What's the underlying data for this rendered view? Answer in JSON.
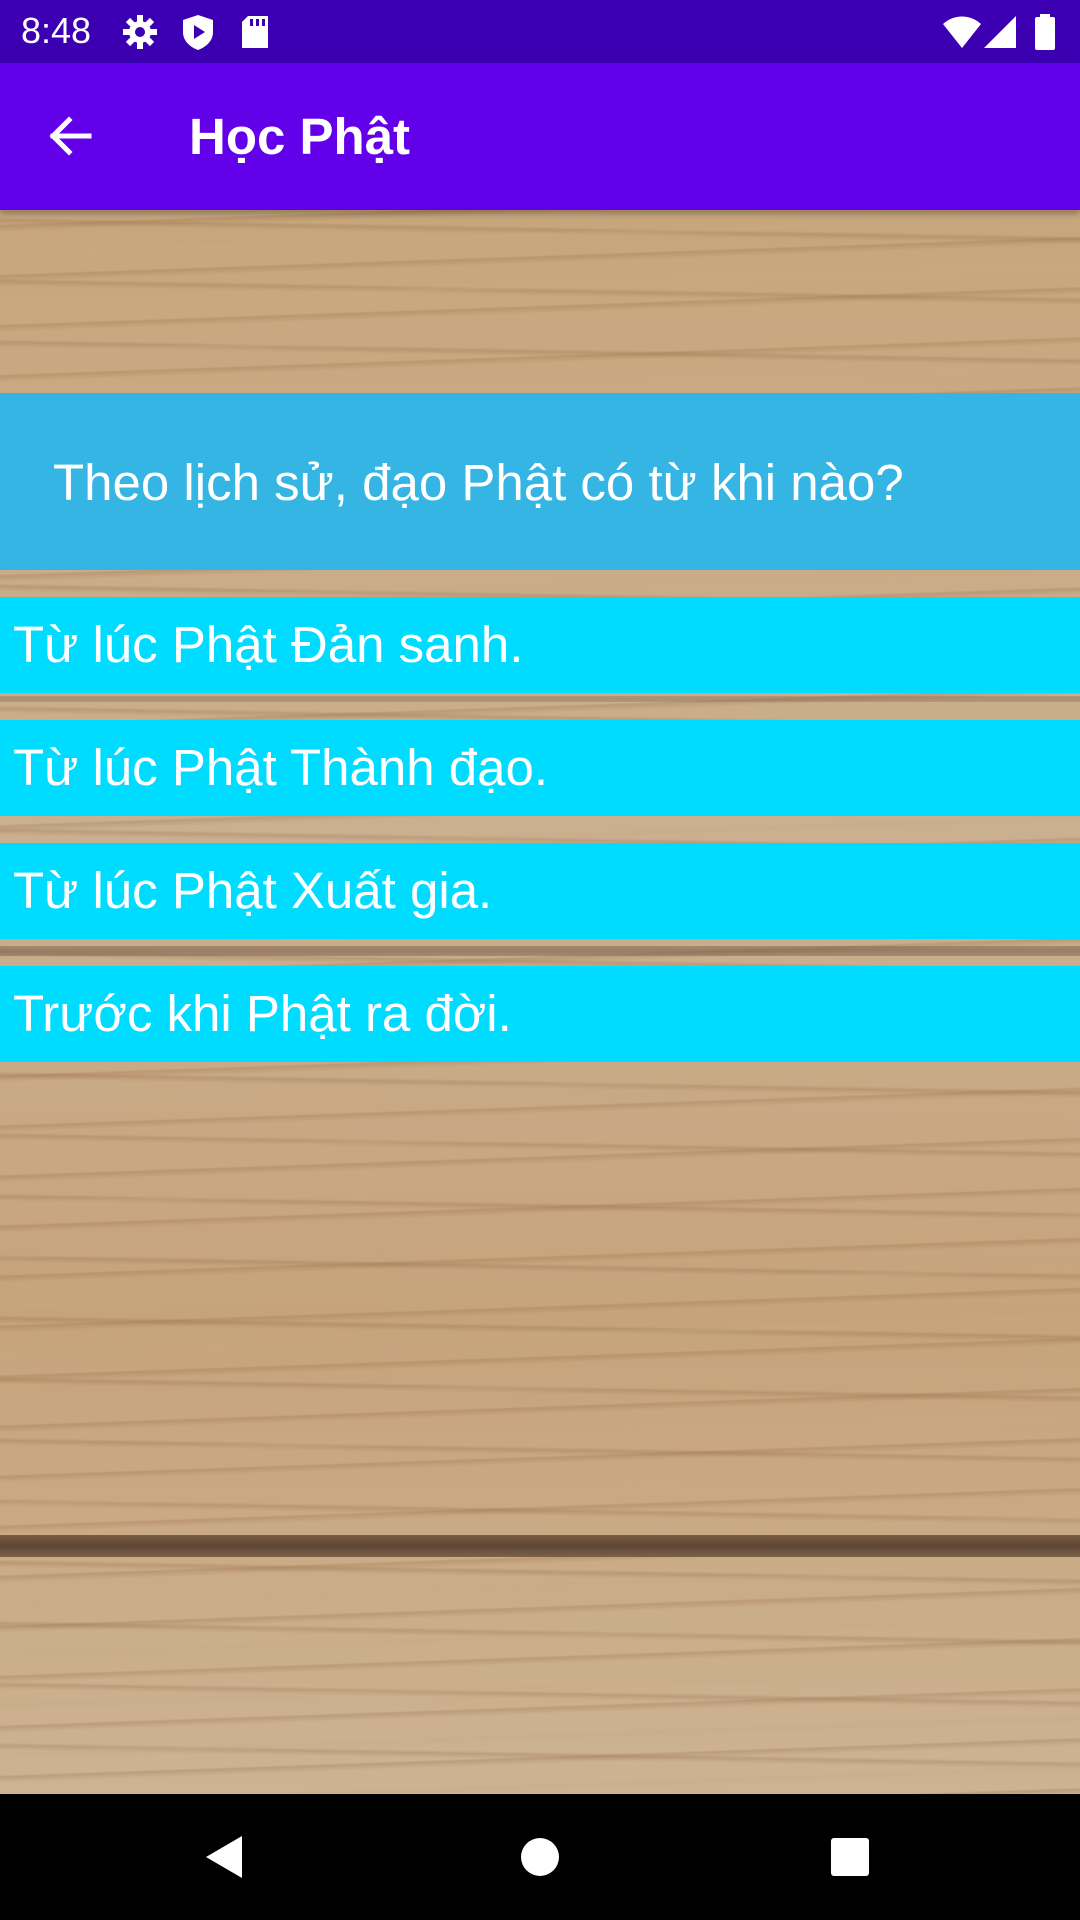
{
  "status_bar": {
    "time": "8:48",
    "icons": [
      "gear-icon",
      "shield-play-icon",
      "sd-card-icon",
      "wifi-icon",
      "signal-icon",
      "battery-icon"
    ]
  },
  "app_bar": {
    "title": "Học Phật",
    "back_icon": "arrow-left-icon"
  },
  "quiz": {
    "question": "Theo lịch sử, đạo Phật có từ khi nào?",
    "answers": [
      "Từ lúc Phật Đản sanh.",
      "Từ lúc Phật Thành đạo.",
      "Từ lúc Phật Xuất gia.",
      "Trước khi Phật ra đời."
    ]
  },
  "nav_bar": {
    "buttons": [
      "back-triangle-icon",
      "home-circle-icon",
      "recents-square-icon"
    ]
  },
  "colors": {
    "status_bar": "#3c00b2",
    "app_bar": "#6200ea",
    "question_bg": "#35b5e3",
    "answer_bg": "#00dcff",
    "wood": "#c9a87f"
  }
}
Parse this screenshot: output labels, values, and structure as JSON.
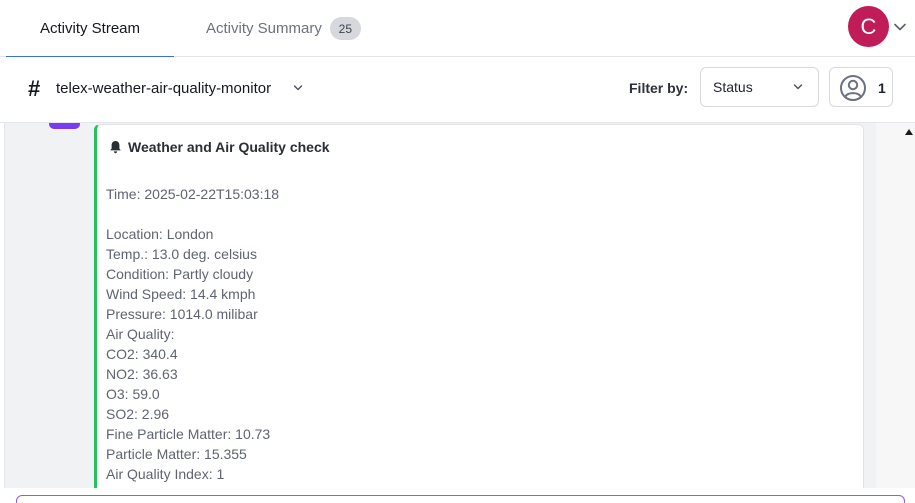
{
  "tabs": {
    "stream_label": "Activity Stream",
    "summary_label": "Activity Summary",
    "summary_count": "25"
  },
  "user": {
    "avatar_initial": "C",
    "avatar_color": "#c01c57"
  },
  "channel": {
    "hash_symbol": "#",
    "name": "telex-weather-air-quality-monitor"
  },
  "filter": {
    "label": "Filter by:",
    "selected": "Status"
  },
  "members": {
    "count": "1"
  },
  "message": {
    "title": "Weather and Air Quality check",
    "body": "Time: 2025-02-22T15:03:18\n\nLocation: London\nTemp.: 13.0 deg. celsius\nCondition: Partly cloudy\nWind Speed: 14.4 kmph\nPressure: 1014.0 milibar\nAir Quality:\nCO2: 340.4\nNO2: 36.63\nO3: 59.0\nSO2: 2.96\nFine Particle Matter: 10.73\nParticle Matter: 15.355\nAir Quality Index: 1",
    "accent_color": "#24c25a"
  },
  "colors": {
    "tab_active_underline": "#3b6fd6",
    "composer_border": "#8b5cf6",
    "event_marker": "#7a3cf0"
  }
}
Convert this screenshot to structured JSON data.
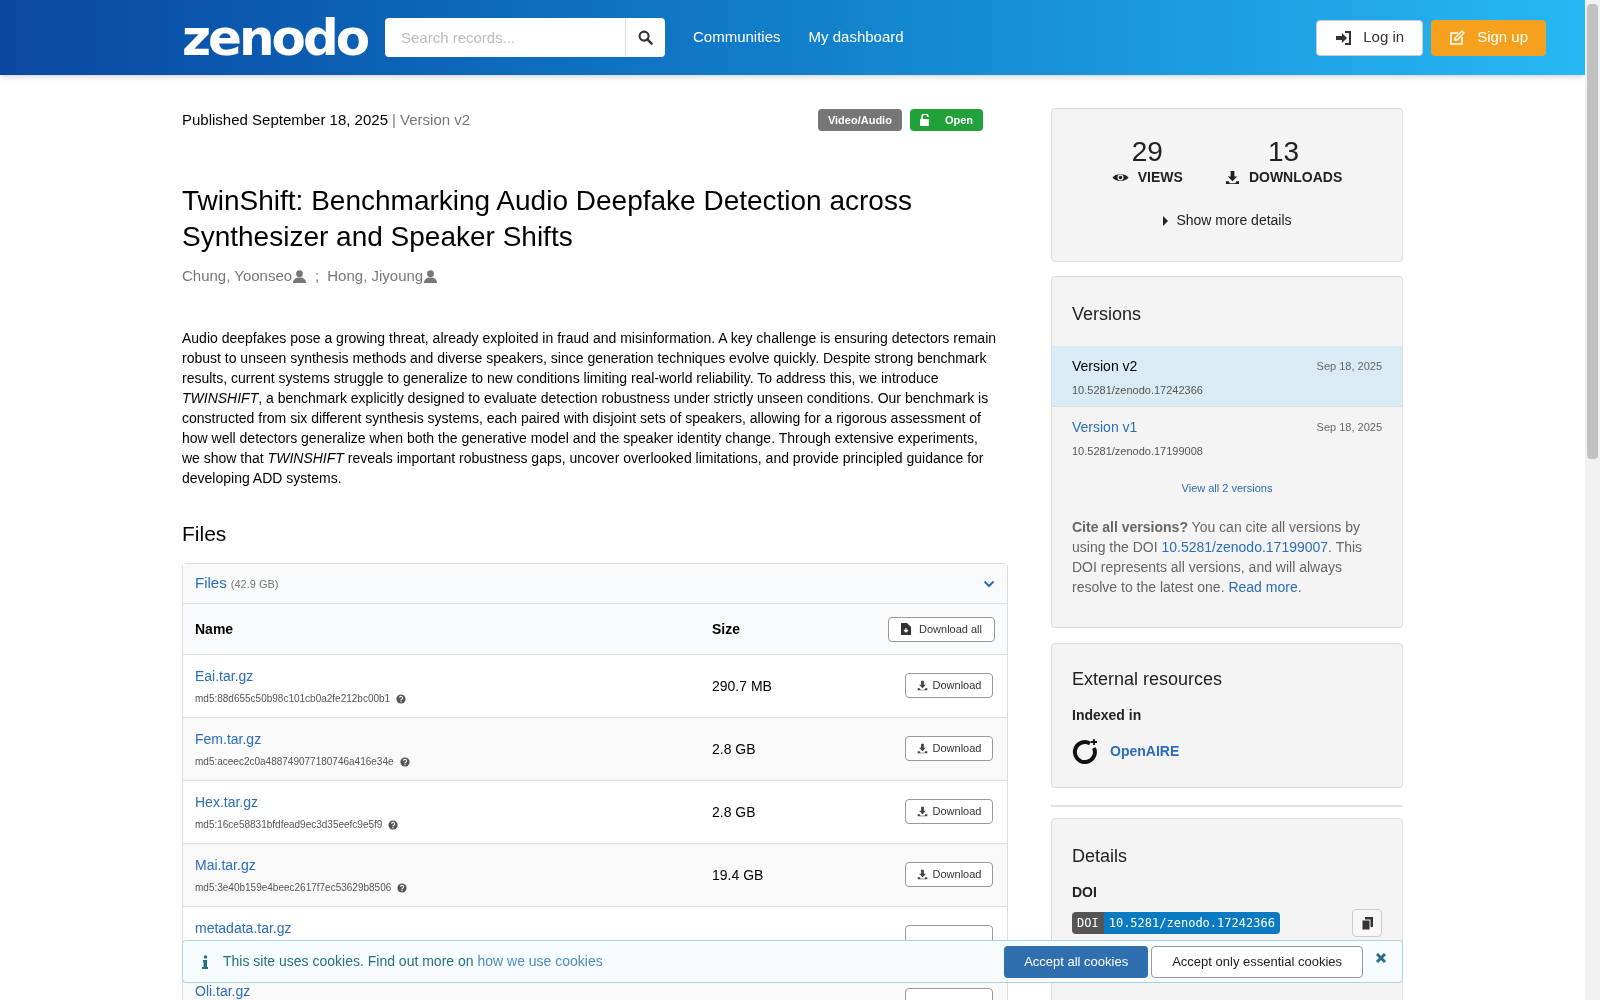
{
  "header": {
    "logo": "zenodo",
    "search": {
      "placeholder": "Search records..."
    },
    "nav": [
      "Communities",
      "My dashboard"
    ],
    "login": "Log in",
    "signup": "Sign up"
  },
  "record": {
    "published": "Published September 18, 2025",
    "version": "| Version v2",
    "badges": [
      {
        "label": "Video/Audio",
        "kind": "type"
      },
      {
        "label": "Open",
        "kind": "access"
      }
    ],
    "title": "TwinShift: Benchmarking Audio Deepfake Detection across Synthesizer and Speaker Shifts",
    "creators": [
      {
        "name": "Chung, Yoonseo"
      },
      {
        "name": "Hong, Jiyoung"
      }
    ],
    "creator_separator": ";",
    "abstract": "Audio deepfakes pose a growing threat, already exploited in fraud and misinformation. A key challenge is ensuring detectors remain robust to unseen synthesis methods and diverse speakers, since generation techniques evolve quickly. Despite strong benchmark results, current systems struggle to generalize to new conditions limiting real-world reliability. To address this, we introduce *TWINSHIFT*, a benchmark explicitly designed to evaluate detection robustness under strictly unseen conditions. Our benchmark is constructed from six different synthesis systems, each paired with disjoint sets of speakers, allowing for a rigorous assessment of how well detectors generalize when both the generative model and the speaker identity change. Through extensive experiments, we show that *TWINSHIFT* reveals important robustness gaps, uncover overlooked limitations, and provide principled guidance for developing ADD systems."
  },
  "files": {
    "heading": "Files",
    "panel_label": "Files",
    "panel_size": "(42.9 GB)",
    "expanded": true,
    "columns": [
      "Name",
      "Size"
    ],
    "download_all": "Download all",
    "rows": [
      {
        "name": "Eai.tar.gz",
        "checksum": "md5:88d655c50b98c101cb0a2fe212bc00b1",
        "size": "290.7 MB",
        "download": "Download"
      },
      {
        "name": "Fem.tar.gz",
        "checksum": "md5:aceec2c0a488749077180746a416e34e",
        "size": "2.8 GB",
        "download": "Download"
      },
      {
        "name": "Hex.tar.gz",
        "checksum": "md5:16ce58831bfdfead9ec3d35eefc9e5f9",
        "size": "2.8 GB",
        "download": "Download"
      },
      {
        "name": "Mai.tar.gz",
        "checksum": "md5:3e40b159e4beec2617f7ec53629b8506",
        "size": "19.4 GB",
        "download": "Download"
      },
      {
        "name": "metadata.tar.gz"
      },
      {
        "name": "Oli.tar.gz"
      }
    ]
  },
  "stats": {
    "items": [
      {
        "value": "29",
        "label": "VIEWS",
        "kind": "views"
      },
      {
        "value": "13",
        "label": "DOWNLOADS",
        "kind": "downloads"
      }
    ],
    "toggle": "Show more details",
    "expanded": false
  },
  "versions": {
    "title": "Versions",
    "items": [
      {
        "label": "Version v2",
        "date": "Sep 18, 2025",
        "doi": "10.5281/zenodo.17242366",
        "selected": true
      },
      {
        "label": "Version v1",
        "date": "Sep 18, 2025",
        "doi": "10.5281/zenodo.17199008",
        "selected": false
      }
    ],
    "view_all": "View all 2 versions",
    "cite": [
      {
        "kind": "bold",
        "text": "Cite all versions?"
      },
      {
        "kind": "plain",
        "text": " You can cite all versions by using the DOI "
      },
      {
        "kind": "link",
        "text": "10.5281/zenodo.17199007"
      },
      {
        "kind": "plain",
        "text": ". This DOI represents all versions, and will always resolve to the latest one. "
      },
      {
        "kind": "link",
        "text": "Read more."
      }
    ]
  },
  "external": {
    "title": "External resources",
    "indexed_label": "Indexed in",
    "items": [
      {
        "name": "OpenAIRE"
      }
    ]
  },
  "details": {
    "title": "Details",
    "doi_label": "DOI",
    "badge_label": "DOI",
    "doi": "10.5281/zenodo.17242366"
  },
  "cookie": {
    "text": "This site uses cookies. Find out more on",
    "link": "how we use cookies",
    "accept": "Accept all cookies",
    "essential": "Accept only essential cookies"
  }
}
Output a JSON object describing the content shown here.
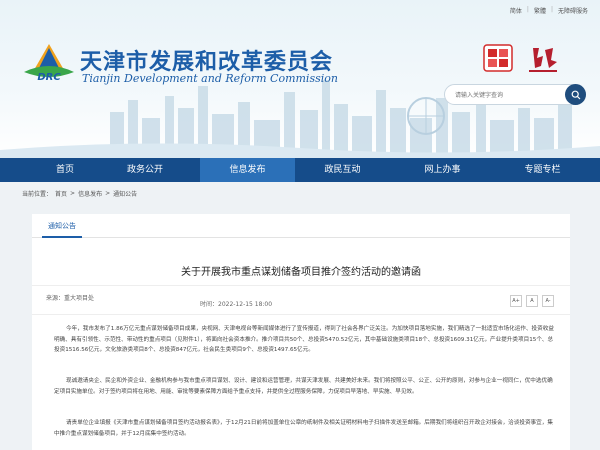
{
  "toplinks": [
    "简体",
    "繁體",
    "无障碍服务"
  ],
  "site": {
    "title_cn": "天津市发展和改革委员会",
    "title_en": "Tianjin Development and Reform Commission",
    "logo_text": "DRC"
  },
  "search": {
    "placeholder": "请输入关键字查询"
  },
  "nav": [
    "首页",
    "政务公开",
    "信息发布",
    "政民互动",
    "网上办事",
    "专题专栏"
  ],
  "breadcrumb": {
    "label": "当前位置：",
    "items": [
      "首页",
      "信息发布",
      "通知公告"
    ],
    "sep": ">"
  },
  "tab": "通知公告",
  "article": {
    "title": "关于开展我市重点谋划储备项目推介签约活动的邀请函",
    "source": "来源：重大项目处",
    "time": "时间：2022-12-15 18:00",
    "font_controls": [
      "A+",
      "A",
      "A-"
    ],
    "paragraphs": [
      "今年，我市发布了1.86万亿元重点谋划储备项目成果，央视网、天津电视台等新闻媒体进行了宣传报道，得到了社会各界广泛关注。为加快项目落地实施，我们精选了一批适宜市场化运作、投资收益明确、具有引领性、示范性、带动性的重点项目（见附件1），将面向社会资本推介。推介项目共50个、总投资5470.52亿元，其中基础设施类项目18个、总投资1609.31亿元，产业提升类项目15个、总投资1516.56亿元，文化旅游类项目8个、总投资847亿元，社会民生类项目9个、总投资1497.65亿元。",
      "现诚邀请央企、民企和外资企业、金融机构参与我市重点项目谋划、设计、建设和运营管理，共谋天津发展、共建美好未来。我们将按照公平、公正、公开的原则，对参与企业一视同仁，优中选优确定项目实施单位。对于签约项目将在用地、用能、审批等要素保障方面给予重点支持，并提供全过程服务保障，力促项目早落地、早实施、早见效。",
      "请贵单位企业填报《天津市重点谋划储备项目签约活动报名表》，于12月21日前将加盖单位公章的纸制件及相关证明材料电子扫描件发送至邮箱。后期我们将组织召开政企对接会，洽谈投资事宜，集中推介重点谋划储备项目，并于12月底集中签约活动。"
    ]
  },
  "colors": {
    "nav": "#154c8a",
    "nav_active": "#2b70b8",
    "brand": "#1d5ea8",
    "seal_red": "#d22b2b"
  }
}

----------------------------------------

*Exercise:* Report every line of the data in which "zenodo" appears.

*Response area:*
    "logo": "zenodo",
        "doi": "10.5281/zenodo.17242366",
        "doi": "10.5281/zenodo.17199008",
        "text": "10.5281/zenodo.17199007"
    "doi": "10.5281/zenodo.17242366"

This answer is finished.